Producer: Adrian Washbourne
Produced in association with The Open University
Rapport; Brain health in later life; Changing optimism through lifespan
What is the best way of getting on with people at home and at work? Psychologists Emily and Laurence Alison have spent their careers working with the police as they build rapport with suspects, sometimes terrorism suspects or perpetrators of domestic violence. And their conclusions about how best to do it have lessons for the rest of us too. They discuss their new book, "Rapport: the four ways to read people".
Claudia catches up with Helen who nominated a finalist in the group category of the 2018 All in the Mind Awards to find out what she’s been up to in the last two years.
What can you do in middle age to protect your brain later on? Everyone’s brain changes as they get older, but some people maintain their cognitive health and others don’t. Rik Henson, Deputy Director of the MRC Cognition and Brain Sciences Unit at the University of Cambridge, has brought together studies using brain scans with research where people in their 80s are asked to look back on their lives to try to work out the impact middle age activity can have on preserving your faculties.
Do we have everything to look forward to in our teens and then realise later what life can throw at us? Bill Chopik Assistant Professor of Psychology at Michigan State University, carried out the largest study of its kind to discover when optimism peaks, with surprising results.
Claudia's studio guest is Catherine Loveday, Professor of Cognitive Neuroscience at the University of Westminster.
Producer Adrian Washbourne
Racism, awards and hypermobility
Claudia Hammond asks why there is little research in the UK into whether childhood racism can cause mental health problems in the future. She is joined by BBC Broadcaster, Rajan Datar, psychiatrist Kam Bhui and Professor Craig Morgan to discuss the importance of investigating racism and its effects and how recent findings are pointing towards the kinds of changes that need to be made in the future. Claudia catches up with Hannah who nominated the winner in the group category of the 2018 All in the Mind Awards to find out what she’s been up to in the last two years. Also Madeleine Finlay reports on why being double-jointed means you might be more likely to be prone to anxiety.
Producer: Pam Rutherford

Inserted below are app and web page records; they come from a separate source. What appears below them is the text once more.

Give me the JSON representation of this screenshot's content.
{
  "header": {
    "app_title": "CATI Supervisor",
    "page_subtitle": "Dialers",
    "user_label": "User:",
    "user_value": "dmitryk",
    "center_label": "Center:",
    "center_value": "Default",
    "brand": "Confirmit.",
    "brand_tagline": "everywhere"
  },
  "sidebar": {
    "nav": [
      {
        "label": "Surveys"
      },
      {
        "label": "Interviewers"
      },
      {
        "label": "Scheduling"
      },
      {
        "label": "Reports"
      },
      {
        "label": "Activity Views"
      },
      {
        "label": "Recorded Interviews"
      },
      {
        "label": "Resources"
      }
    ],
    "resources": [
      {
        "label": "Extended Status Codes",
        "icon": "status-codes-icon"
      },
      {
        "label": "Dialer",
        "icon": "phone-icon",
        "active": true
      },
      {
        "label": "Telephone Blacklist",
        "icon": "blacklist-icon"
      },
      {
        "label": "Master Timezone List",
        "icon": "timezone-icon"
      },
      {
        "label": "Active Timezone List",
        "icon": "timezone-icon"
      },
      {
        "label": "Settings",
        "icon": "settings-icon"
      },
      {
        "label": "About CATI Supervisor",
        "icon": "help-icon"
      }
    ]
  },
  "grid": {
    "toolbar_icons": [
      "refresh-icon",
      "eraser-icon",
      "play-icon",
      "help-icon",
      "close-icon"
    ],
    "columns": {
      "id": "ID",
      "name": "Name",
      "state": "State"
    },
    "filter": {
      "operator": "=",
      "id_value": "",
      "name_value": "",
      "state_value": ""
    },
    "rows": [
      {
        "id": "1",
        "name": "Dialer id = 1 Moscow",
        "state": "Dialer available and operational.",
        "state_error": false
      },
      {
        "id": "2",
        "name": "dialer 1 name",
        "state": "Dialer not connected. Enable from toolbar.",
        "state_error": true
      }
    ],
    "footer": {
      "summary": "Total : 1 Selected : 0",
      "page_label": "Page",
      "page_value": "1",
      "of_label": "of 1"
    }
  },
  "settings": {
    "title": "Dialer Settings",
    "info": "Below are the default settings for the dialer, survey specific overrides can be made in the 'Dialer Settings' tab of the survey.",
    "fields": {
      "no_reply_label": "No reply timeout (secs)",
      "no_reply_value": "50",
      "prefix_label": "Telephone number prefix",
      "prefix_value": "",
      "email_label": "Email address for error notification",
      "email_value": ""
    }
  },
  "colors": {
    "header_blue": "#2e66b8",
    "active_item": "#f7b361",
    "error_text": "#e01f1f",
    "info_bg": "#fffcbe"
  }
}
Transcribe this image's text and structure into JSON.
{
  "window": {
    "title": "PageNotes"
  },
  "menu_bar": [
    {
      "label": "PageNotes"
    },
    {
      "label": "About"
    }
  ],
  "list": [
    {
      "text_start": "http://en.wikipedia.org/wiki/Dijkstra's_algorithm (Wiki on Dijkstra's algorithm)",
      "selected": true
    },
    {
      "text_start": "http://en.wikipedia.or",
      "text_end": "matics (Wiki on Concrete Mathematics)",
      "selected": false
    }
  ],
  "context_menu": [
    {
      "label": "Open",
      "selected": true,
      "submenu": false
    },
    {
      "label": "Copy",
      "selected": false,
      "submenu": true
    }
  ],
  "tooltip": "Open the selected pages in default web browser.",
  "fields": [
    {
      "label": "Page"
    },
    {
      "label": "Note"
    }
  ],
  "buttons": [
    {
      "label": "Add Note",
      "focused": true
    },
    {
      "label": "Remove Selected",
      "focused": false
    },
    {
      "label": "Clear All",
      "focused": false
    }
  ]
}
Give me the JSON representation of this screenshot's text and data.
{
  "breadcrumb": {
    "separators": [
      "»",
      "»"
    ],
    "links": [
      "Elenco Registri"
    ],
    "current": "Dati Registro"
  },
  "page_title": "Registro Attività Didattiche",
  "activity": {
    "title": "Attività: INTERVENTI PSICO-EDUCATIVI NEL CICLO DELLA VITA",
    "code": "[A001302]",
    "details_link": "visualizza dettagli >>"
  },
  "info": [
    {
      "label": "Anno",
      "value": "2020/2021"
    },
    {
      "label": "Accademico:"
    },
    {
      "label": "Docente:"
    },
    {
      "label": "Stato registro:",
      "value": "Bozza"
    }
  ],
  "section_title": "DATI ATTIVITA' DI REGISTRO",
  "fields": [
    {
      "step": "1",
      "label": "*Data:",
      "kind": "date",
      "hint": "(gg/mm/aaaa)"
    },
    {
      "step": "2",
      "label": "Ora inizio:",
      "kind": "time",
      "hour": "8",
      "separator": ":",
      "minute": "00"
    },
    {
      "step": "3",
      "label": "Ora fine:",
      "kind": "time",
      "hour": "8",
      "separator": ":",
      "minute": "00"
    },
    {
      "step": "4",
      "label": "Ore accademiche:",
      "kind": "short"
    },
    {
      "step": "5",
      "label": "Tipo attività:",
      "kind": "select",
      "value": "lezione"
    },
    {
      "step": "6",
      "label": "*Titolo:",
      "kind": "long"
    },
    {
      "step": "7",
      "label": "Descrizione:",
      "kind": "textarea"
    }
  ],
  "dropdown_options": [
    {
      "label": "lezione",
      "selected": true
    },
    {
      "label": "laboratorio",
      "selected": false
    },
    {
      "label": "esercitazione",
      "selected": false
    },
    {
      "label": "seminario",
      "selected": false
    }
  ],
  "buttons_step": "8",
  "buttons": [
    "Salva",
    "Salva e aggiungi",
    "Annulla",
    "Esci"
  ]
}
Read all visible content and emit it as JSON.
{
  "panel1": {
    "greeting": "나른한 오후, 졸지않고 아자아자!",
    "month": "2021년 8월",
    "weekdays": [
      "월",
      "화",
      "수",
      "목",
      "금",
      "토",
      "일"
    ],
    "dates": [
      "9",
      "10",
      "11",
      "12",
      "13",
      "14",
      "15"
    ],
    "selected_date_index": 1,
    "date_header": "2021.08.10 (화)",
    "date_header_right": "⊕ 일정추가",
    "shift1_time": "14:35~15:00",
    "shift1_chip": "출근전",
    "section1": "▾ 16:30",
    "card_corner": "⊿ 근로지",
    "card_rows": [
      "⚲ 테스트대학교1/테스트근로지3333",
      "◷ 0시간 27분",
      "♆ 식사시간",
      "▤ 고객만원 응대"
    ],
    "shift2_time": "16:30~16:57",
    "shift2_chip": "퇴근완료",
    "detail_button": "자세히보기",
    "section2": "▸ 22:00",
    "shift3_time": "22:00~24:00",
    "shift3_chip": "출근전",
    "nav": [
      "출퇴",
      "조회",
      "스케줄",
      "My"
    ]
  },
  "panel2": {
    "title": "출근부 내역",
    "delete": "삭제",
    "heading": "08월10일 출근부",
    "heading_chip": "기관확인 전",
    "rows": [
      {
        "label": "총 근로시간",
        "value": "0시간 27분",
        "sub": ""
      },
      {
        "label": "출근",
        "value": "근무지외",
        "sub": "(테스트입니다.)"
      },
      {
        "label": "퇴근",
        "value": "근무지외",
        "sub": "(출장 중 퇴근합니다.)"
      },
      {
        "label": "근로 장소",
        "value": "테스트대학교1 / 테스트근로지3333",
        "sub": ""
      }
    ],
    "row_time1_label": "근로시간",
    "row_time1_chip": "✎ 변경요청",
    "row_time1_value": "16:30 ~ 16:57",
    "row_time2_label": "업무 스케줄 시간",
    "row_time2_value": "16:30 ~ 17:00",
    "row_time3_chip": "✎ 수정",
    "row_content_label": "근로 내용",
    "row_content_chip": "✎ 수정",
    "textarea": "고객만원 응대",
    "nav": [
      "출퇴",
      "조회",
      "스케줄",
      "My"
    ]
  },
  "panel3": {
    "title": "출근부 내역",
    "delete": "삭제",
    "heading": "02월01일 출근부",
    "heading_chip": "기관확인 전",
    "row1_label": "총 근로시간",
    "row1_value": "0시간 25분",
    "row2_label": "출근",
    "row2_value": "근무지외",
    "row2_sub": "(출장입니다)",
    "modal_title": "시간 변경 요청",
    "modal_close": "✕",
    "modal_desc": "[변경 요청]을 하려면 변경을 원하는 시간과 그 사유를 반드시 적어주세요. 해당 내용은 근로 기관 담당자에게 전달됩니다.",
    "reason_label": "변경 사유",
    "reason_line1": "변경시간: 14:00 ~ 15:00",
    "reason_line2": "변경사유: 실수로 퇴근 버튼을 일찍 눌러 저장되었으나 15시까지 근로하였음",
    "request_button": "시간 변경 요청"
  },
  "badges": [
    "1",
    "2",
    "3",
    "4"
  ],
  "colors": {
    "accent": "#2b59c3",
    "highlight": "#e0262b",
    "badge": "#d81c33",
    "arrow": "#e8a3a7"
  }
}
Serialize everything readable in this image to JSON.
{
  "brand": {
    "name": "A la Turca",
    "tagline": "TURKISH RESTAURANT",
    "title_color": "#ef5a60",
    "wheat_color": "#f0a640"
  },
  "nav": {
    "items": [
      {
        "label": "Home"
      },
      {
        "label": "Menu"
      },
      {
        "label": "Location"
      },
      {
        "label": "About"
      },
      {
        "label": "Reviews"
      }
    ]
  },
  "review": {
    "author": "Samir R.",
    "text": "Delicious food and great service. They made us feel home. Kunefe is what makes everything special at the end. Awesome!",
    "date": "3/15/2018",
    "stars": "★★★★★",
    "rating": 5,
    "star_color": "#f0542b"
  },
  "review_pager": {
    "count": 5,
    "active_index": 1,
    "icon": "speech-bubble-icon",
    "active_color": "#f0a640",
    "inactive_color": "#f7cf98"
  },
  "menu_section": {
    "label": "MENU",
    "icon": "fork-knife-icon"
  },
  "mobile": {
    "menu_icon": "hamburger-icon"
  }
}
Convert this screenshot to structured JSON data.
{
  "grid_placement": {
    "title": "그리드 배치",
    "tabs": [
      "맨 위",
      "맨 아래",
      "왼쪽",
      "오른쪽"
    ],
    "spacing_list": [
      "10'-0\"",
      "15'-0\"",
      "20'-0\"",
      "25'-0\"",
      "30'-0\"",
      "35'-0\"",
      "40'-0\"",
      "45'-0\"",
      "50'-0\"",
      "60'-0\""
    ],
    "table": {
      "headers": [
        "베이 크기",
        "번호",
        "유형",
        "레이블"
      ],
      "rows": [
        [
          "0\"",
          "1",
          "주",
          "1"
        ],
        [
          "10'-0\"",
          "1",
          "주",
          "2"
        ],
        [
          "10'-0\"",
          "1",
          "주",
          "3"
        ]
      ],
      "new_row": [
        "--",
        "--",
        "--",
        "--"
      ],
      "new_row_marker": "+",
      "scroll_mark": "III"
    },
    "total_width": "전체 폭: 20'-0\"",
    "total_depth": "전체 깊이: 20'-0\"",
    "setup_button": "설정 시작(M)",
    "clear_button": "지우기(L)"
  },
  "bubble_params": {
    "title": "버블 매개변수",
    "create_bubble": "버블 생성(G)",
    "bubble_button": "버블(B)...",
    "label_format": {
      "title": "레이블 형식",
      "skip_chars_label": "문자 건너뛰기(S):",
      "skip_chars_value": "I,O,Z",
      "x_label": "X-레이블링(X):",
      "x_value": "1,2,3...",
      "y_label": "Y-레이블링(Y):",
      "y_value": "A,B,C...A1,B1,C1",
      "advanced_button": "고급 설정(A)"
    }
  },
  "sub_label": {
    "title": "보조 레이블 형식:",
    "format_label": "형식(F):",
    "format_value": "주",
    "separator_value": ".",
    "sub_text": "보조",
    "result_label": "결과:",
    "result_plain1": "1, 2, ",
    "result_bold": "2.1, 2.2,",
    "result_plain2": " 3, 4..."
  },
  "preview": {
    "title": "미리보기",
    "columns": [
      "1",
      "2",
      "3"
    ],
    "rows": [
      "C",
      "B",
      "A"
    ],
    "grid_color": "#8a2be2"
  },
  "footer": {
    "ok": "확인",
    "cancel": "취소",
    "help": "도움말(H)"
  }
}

Wellcome Trust Mental health initiative; teenage sleep; choices children make
What really works when it comes to preventing and dealing with mental health difficulties? Can a world exist in which no one is held back by mental health problems.? That’s the vision of Professor Miranda Wolpert Head of the Mental Health Priority Area at the Wellcome Trust. With £200million to spend over five years, Miranda Wolpert and her team are taking a radical new approach to addressing anxiety and depression in 14- to 24-year-olds. Claudia hears about her new vision in addressing mental health problems in young people
Sleep problems are common in adolescence, and often related to anxiety and depression. But one factor which might be affecting mental health in people in their twenties is how they slept as teenagers, according to new research from Faith Orchard - lecturer at the University of Sussex. She disentangles exactly what is going on and teases apart the specific sleeping difficulties involved in the complex relationship between sleep, anxiety and depression.
We use various mental shortcuts to save our brains effort. One of those is that when we’ve made a choice in the past and rejected one option, we carry on rejecting that option and downgrade the thing we didn’t choose and actively avoid it if we are offered it again. And until now what wasn’t realised was that infants who of course have far less sophisticated thinking processes, do it too. Does this mean it’s intuitive, rather than something we learn to do? Alex Silver from the University of Pittsburgh dissects the evidence
Producer Adrian Washbourne